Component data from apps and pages
----------------

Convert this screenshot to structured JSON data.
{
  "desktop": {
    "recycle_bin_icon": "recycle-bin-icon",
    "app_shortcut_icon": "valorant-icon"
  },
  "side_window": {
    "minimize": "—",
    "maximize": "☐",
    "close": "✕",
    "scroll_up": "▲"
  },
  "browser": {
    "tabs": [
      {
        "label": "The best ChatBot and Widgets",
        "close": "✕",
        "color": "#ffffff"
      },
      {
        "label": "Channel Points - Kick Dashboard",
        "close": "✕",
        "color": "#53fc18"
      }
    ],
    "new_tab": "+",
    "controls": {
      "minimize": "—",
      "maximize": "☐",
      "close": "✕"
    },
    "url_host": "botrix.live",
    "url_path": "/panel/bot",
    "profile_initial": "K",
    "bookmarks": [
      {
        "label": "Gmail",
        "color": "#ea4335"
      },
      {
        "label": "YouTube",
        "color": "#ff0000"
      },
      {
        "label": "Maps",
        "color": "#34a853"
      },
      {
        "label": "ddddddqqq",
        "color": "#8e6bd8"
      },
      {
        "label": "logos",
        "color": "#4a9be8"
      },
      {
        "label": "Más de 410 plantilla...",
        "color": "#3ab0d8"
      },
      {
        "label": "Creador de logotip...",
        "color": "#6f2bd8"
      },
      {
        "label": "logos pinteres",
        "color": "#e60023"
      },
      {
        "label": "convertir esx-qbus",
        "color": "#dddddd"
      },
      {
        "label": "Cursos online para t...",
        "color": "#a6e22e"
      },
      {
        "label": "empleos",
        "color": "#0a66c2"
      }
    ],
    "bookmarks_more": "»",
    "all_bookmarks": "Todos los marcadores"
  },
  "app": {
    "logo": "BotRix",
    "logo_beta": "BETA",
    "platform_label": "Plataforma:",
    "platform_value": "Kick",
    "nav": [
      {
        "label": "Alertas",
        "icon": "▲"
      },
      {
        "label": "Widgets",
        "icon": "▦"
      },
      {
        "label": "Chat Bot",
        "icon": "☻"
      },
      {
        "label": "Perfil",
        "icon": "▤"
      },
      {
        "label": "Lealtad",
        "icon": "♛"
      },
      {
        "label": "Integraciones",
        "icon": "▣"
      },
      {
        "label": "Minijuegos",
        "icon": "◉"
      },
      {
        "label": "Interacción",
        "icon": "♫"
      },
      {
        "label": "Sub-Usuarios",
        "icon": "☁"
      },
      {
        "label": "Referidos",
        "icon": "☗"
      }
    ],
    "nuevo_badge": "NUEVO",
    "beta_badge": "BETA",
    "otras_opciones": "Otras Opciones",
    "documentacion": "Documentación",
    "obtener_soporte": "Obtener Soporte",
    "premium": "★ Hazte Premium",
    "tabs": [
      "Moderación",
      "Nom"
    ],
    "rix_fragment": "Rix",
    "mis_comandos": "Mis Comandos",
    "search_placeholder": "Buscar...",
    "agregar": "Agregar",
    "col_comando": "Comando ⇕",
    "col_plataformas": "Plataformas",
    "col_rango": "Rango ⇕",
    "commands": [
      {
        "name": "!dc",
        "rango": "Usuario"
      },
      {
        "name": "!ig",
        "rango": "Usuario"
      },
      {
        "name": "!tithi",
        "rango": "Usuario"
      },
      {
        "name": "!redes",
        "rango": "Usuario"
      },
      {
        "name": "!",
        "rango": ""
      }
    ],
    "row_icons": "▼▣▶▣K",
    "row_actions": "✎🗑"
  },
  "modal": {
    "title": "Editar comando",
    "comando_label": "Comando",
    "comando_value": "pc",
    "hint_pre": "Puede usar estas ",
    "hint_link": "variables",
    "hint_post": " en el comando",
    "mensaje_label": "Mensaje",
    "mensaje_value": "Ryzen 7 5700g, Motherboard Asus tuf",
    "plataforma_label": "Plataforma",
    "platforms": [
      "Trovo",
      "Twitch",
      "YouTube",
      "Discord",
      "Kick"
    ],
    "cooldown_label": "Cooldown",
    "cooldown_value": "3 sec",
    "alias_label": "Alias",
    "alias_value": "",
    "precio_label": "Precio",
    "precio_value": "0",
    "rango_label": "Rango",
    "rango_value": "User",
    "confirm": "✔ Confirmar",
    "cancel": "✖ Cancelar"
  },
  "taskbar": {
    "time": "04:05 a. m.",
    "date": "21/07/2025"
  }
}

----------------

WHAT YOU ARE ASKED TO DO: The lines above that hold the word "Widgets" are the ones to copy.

SOLUTION:
        "label": "The best ChatBot and Widgets",
        "label": "Widgets",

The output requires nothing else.